ASSIGNED TASK: Only the number should be given: how many lines below contain "detail".

(TASK INPUT)

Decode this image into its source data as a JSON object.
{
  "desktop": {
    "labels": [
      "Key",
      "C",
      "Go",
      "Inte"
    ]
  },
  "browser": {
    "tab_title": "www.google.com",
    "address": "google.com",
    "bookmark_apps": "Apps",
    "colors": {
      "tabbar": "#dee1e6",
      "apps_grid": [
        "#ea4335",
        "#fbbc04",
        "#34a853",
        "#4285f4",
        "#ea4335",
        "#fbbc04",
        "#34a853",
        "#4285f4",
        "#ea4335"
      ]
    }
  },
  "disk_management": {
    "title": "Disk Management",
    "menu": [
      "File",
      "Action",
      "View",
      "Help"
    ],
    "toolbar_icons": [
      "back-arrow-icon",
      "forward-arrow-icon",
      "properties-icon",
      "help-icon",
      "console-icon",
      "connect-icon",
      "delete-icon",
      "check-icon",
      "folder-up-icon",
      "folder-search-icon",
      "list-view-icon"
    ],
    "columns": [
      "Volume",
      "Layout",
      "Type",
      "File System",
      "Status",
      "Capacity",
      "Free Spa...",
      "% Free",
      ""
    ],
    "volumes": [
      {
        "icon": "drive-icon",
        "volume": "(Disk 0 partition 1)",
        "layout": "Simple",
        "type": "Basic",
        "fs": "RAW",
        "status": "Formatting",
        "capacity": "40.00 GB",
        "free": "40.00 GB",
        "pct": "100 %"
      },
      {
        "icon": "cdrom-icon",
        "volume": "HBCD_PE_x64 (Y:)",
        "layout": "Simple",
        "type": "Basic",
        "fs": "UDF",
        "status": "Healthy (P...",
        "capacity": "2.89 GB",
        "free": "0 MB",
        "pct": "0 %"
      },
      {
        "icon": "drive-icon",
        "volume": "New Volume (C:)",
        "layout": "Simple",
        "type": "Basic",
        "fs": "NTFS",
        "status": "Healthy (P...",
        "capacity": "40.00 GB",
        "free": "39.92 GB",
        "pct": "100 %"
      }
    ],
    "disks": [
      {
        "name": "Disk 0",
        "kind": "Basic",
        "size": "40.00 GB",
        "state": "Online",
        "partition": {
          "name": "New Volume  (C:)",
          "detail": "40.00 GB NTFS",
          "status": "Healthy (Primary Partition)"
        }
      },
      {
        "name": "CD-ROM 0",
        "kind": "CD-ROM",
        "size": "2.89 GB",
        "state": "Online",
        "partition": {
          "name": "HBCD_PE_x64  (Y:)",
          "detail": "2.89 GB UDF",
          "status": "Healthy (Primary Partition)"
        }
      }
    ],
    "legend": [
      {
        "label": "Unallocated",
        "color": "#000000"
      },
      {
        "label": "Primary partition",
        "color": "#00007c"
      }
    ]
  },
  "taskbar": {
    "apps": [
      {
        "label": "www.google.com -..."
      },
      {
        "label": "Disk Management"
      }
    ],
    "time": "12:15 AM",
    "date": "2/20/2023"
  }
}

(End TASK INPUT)

YOUR RESPONSE: 2